**ACTION ITEM**. Exactly as written, please set down all of the entries again, with no pictures.

Segment Open

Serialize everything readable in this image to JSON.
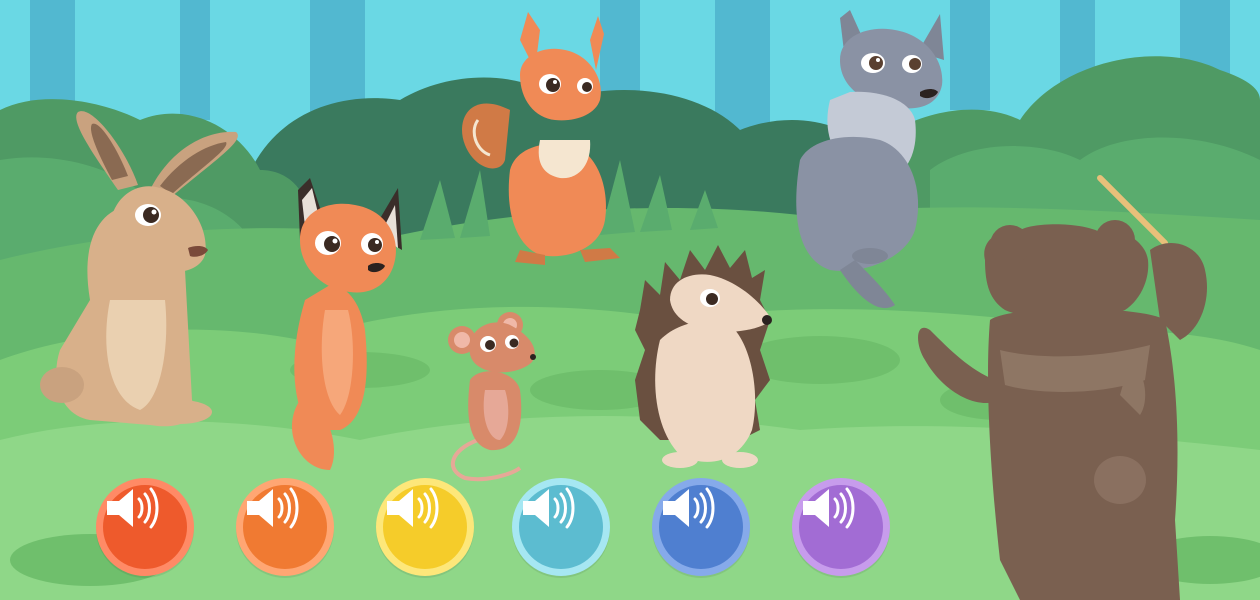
{
  "scene": {
    "name": "forest-orchestra",
    "characters": [
      "hare",
      "fox",
      "mouse",
      "squirrel",
      "hedgehog",
      "wolf",
      "bear-conductor"
    ]
  },
  "sound_buttons": [
    {
      "id": "hare",
      "icon": "speaker-icon",
      "fill": "#ee5a2c",
      "ring": "#ff8a66"
    },
    {
      "id": "fox",
      "icon": "speaker-icon",
      "fill": "#f07a32",
      "ring": "#ffa673"
    },
    {
      "id": "mouse",
      "icon": "speaker-icon",
      "fill": "#f5cc2a",
      "ring": "#fde77a"
    },
    {
      "id": "squirrel",
      "icon": "speaker-icon",
      "fill": "#5cbcd0",
      "ring": "#a6e7f2"
    },
    {
      "id": "hedgehog",
      "icon": "speaker-icon",
      "fill": "#4f7fd0",
      "ring": "#86aaea"
    },
    {
      "id": "wolf",
      "icon": "speaker-icon",
      "fill": "#a26cd4",
      "ring": "#c79cec"
    }
  ],
  "colors": {
    "sky": "#6ad8e4",
    "tree_trunk": "#52b8d0",
    "bush_dark": "#3a7a5e",
    "bush_mid": "#55a66a",
    "grass": "#7ccc78",
    "grass_light": "#8fd788"
  }
}
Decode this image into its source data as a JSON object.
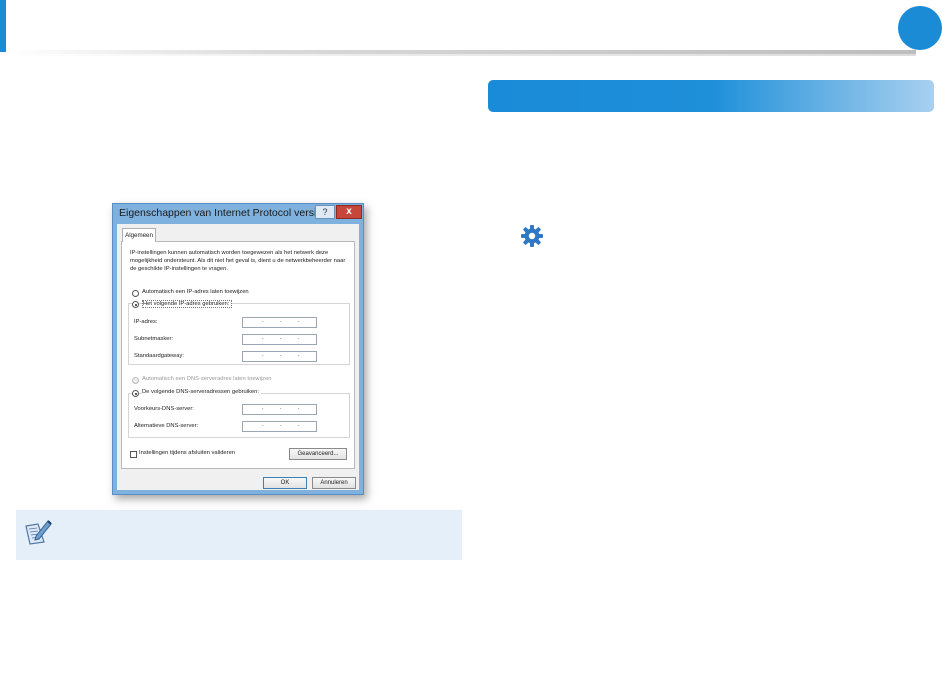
{
  "colors": {
    "accent": "#1b8bd6",
    "note_bg": "#e4eff9",
    "close": "#c7463a"
  },
  "icons": {
    "gear": "gear-icon",
    "note": "note-pencil-icon"
  },
  "dialog": {
    "title": "Eigenschappen van Internet Protocol versi...",
    "help_label": "?",
    "close_label": "x",
    "tab_label": "Algemeen",
    "description": "IP-instellingen kunnen automatisch worden toegewezen als het netwerk deze mogelijkheid ondersteunt. Als dit niet het geval is, dient u de netwerkbeheerder naar de geschikte IP-instellingen te vragen.",
    "ip_auto_label": "Automatisch een IP-adres laten toewijzen",
    "ip_manual_label": "Het volgende IP-adres gebruiken:",
    "ip_address_label": "IP-adres:",
    "subnet_label": "Subnetmasker:",
    "gateway_label": "Standaardgateway:",
    "dns_auto_label": "Automatisch een DNS-serveradres laten toewijzen",
    "dns_manual_label": "De volgende DNS-serveradressen gebruiken:",
    "preferred_dns_label": "Voorkeurs-DNS-server:",
    "alternate_dns_label": "Alternatieve DNS-server:",
    "ip_dot": ".",
    "validate_label": "Instellingen tijdens afsluiten valideren",
    "advanced_label": "Geavanceerd...",
    "ok_label": "OK",
    "cancel_label": "Annuleren"
  }
}
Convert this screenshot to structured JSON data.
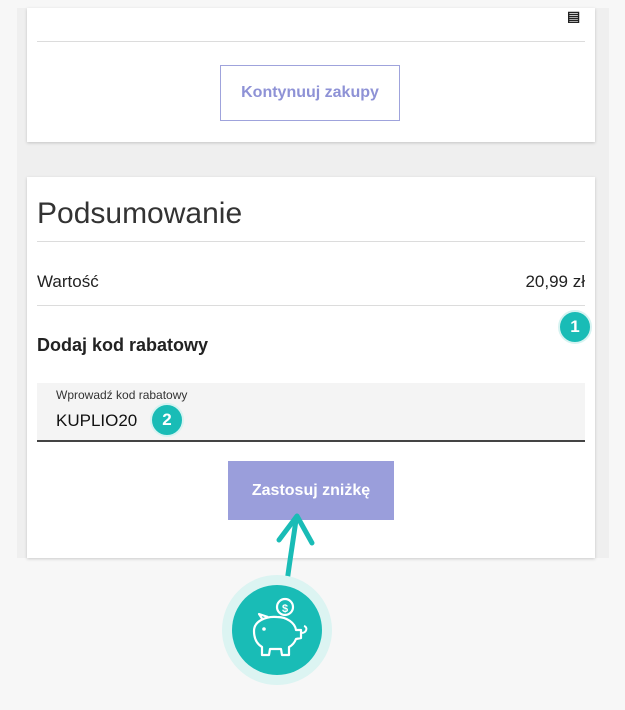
{
  "cart": {
    "menu_icon": "barcode-icon",
    "continue_button": "Kontynuuj zakupy"
  },
  "summary": {
    "title": "Podsumowanie",
    "value_label": "Wartość",
    "value_amount": "20,99 zł",
    "discount_title": "Dodaj kod rabatowy",
    "caret_icon": "chevron-up-icon",
    "input_label": "Wprowadź kod rabatowy",
    "input_value": "KUPLIO20",
    "apply_button": "Zastosuj zniżkę"
  },
  "annotations": {
    "badge_1": "1",
    "badge_2": "2"
  },
  "colors": {
    "accent": "#9a9edb",
    "teal": "#19bcb6"
  },
  "icons": {
    "piggy_bank": "piggy-bank-icon",
    "arrow": "arrow-up-icon"
  }
}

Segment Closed

**TASK RESULT**.
Serialize everything readable in this image to JSON.
{
  "scene": {
    "name": "forest-orchestra",
    "characters": [
      "hare",
      "fox",
      "mouse",
      "squirrel",
      "hedgehog",
      "wolf",
      "bear-conductor"
    ]
  },
  "sound_buttons": [
    {
      "id": "hare",
      "icon": "speaker-icon",
      "fill": "#ee5a2c",
      "ring": "#ff8a66"
    },
    {
      "id": "fox",
      "icon": "speaker-icon",
      "fill": "#f07a32",
      "ring": "#ffa673"
    },
    {
      "id": "mouse",
      "icon": "speaker-icon",
      "fill": "#f5cc2a",
      "ring": "#fde77a"
    },
    {
      "id": "squirrel",
      "icon": "speaker-icon",
      "fill": "#5cbcd0",
      "ring": "#a6e7f2"
    },
    {
      "id": "hedgehog",
      "icon": "speaker-icon",
      "fill": "#4f7fd0",
      "ring": "#86aaea"
    },
    {
      "id": "wolf",
      "icon": "speaker-icon",
      "fill": "#a26cd4",
      "ring": "#c79cec"
    }
  ],
  "colors": {
    "sky": "#6ad8e4",
    "tree_trunk": "#52b8d0",
    "bush_dark": "#3a7a5e",
    "bush_mid": "#55a66a",
    "grass": "#7ccc78",
    "grass_light": "#8fd788"
  }
}
Decode this image into its source data as a JSON object.
{
  "colors": {
    "accent": "#1b8bd6",
    "note_bg": "#e4eff9",
    "close": "#c7463a"
  },
  "icons": {
    "gear": "gear-icon",
    "note": "note-pencil-icon"
  },
  "dialog": {
    "title": "Eigenschappen van Internet Protocol versi...",
    "help_label": "?",
    "close_label": "x",
    "tab_label": "Algemeen",
    "description": "IP-instellingen kunnen automatisch worden toegewezen als het netwerk deze mogelijkheid ondersteunt. Als dit niet het geval is, dient u de netwerkbeheerder naar de geschikte IP-instellingen te vragen.",
    "ip_auto_label": "Automatisch een IP-adres laten toewijzen",
    "ip_manual_label": "Het volgende IP-adres gebruiken:",
    "ip_address_label": "IP-adres:",
    "subnet_label": "Subnetmasker:",
    "gateway_label": "Standaardgateway:",
    "dns_auto_label": "Automatisch een DNS-serveradres laten toewijzen",
    "dns_manual_label": "De volgende DNS-serveradressen gebruiken:",
    "preferred_dns_label": "Voorkeurs-DNS-server:",
    "alternate_dns_label": "Alternatieve DNS-server:",
    "ip_dot": ".",
    "validate_label": "Instellingen tijdens afsluiten valideren",
    "advanced_label": "Geavanceerd...",
    "ok_label": "OK",
    "cancel_label": "Annuleren"
  }
}
Convert this screenshot to structured JSON data.
{
  "cart": {
    "menu_icon": "barcode-icon",
    "continue_button": "Kontynuuj zakupy"
  },
  "summary": {
    "title": "Podsumowanie",
    "value_label": "Wartość",
    "value_amount": "20,99 zł",
    "discount_title": "Dodaj kod rabatowy",
    "caret_icon": "chevron-up-icon",
    "input_label": "Wprowadź kod rabatowy",
    "input_value": "KUPLIO20",
    "apply_button": "Zastosuj zniżkę"
  },
  "annotations": {
    "badge_1": "1",
    "badge_2": "2"
  },
  "colors": {
    "accent": "#9a9edb",
    "teal": "#19bcb6"
  },
  "icons": {
    "piggy_bank": "piggy-bank-icon",
    "arrow": "arrow-up-icon"
  }
}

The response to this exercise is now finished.